Giving yourself permission to take care of yourself is essential for good mental health care. None of us can burn the candle at both ends and up in a good place. We eventually wear down. When you feel yourself being emotionally tapped out, take time to refuel. This will look different for each of us. For some, getting away with family and friends is reenergizing. For others a weekend of solitude does the trick. However you are wired, make sure you keep a check on your emotional tank and when it is getting empty, take the time to recharge.
Sometimes in order to be emotionally healthy we need to set boundaries with the emotionally unhealthy people in our life. These may be people we encounter at work or home. They might even be people that we love or care about. Boundaries mean we set time and resource limits with people. Focus on people who leave you feeling drained or taken advantage by. Set limits and stick to them. Saying no or that you aren't available to those who abuse your time and resources is healthy. Then you'll have the resources you need for other areas of life.
When things start to pile up and we feel like we have more on our plate than we can handle. One of the best ways to react is to be intentional about making a plan for what’s piling up. You may feel like you don't have time to make a plan. That's all the more indication that you need to. Make a list of everything that is overwhelming you. Then take each item and begin to write solutions or strategies that will give you more control over those issues. Then... put those plans into action.
Whenever I get a chance to do a presentation about stress, I show a picture of old-fashioned scales. I tell the group that when they have more stress, they have to balance the scales by adding more coping skills. If you know there's going to be a day when you have a lot to handle make sure you build in time to exercise, pray, read, journal or do some other activity that restores you. Always keep in mind that you have to match the number of coping skills to the number of stressors you face.
One of the things that we can do on a regular basis to help our mental health is something I remember my mom talking about all the time. Count your blessings. I find myself doing this more and more when I get discouraged. Unfortunately, it's easier for me to think about what's going wrong or what I have to do or how much there is to deal with.
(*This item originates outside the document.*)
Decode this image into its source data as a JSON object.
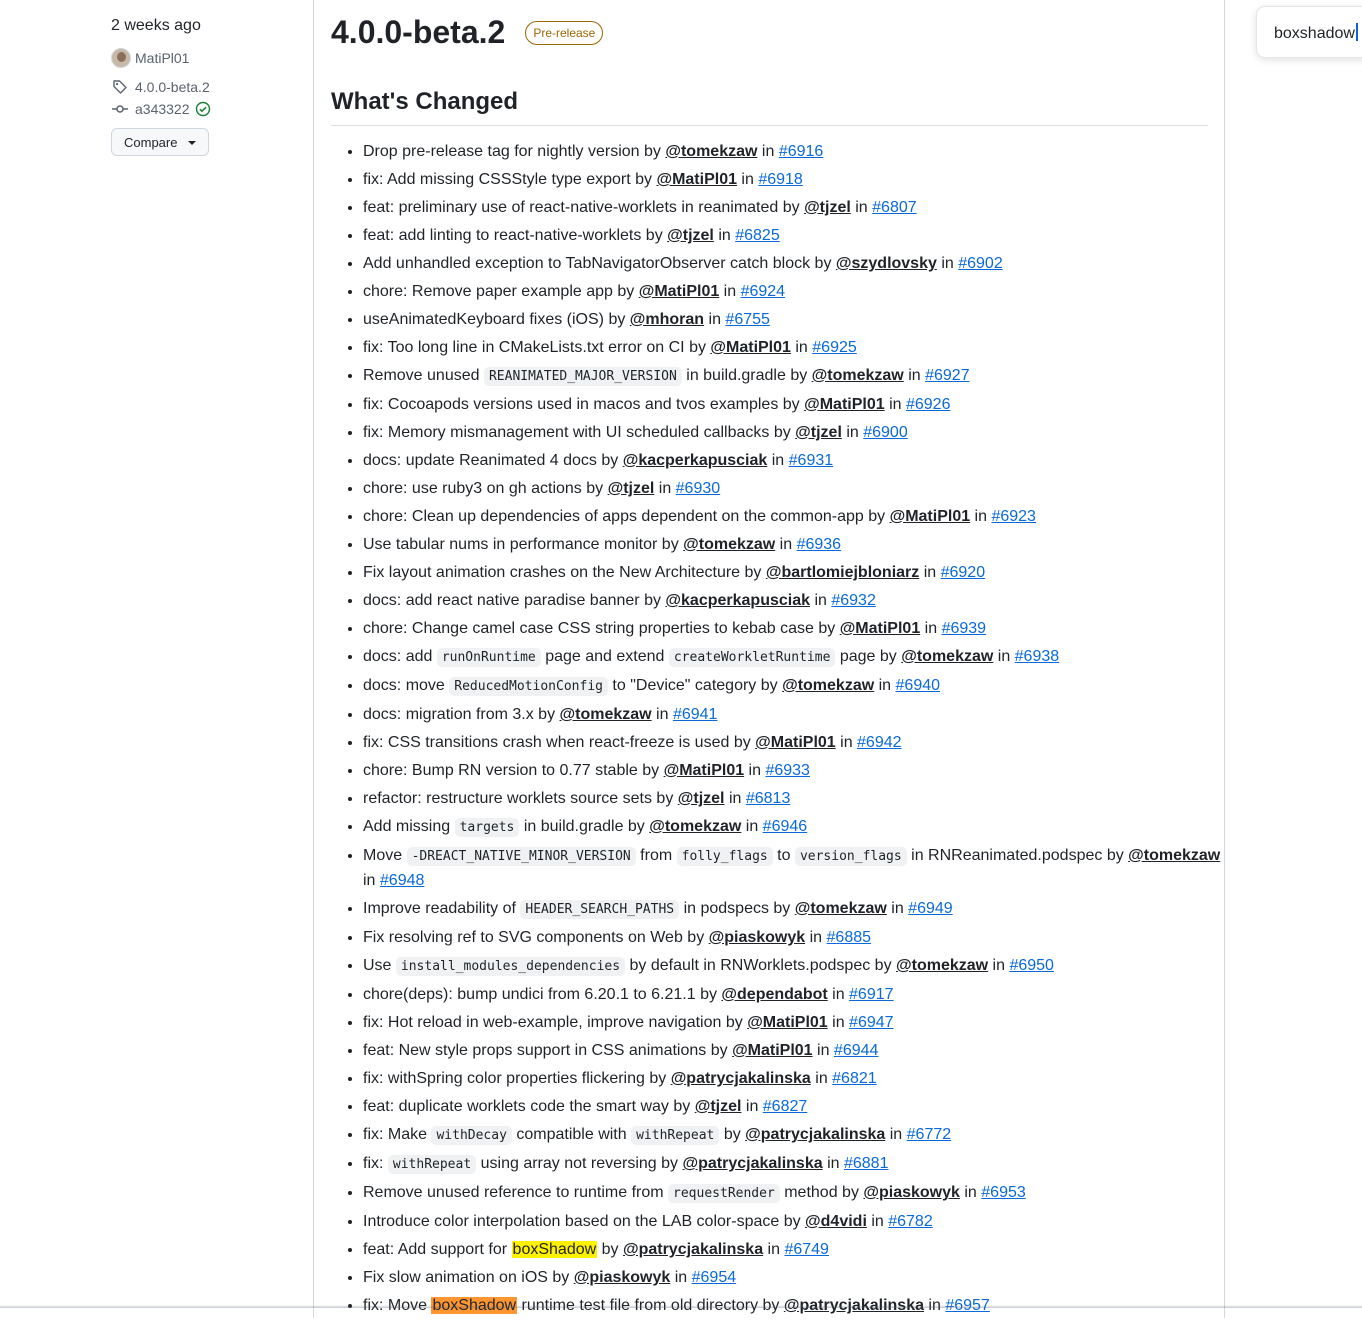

But when I stop and think about and write down all the things in my life that are blessings all of a sudden I feel like smiling.
Give it a try.
-Jerry Strausbaugh, EdD, LPCCS, Executive Director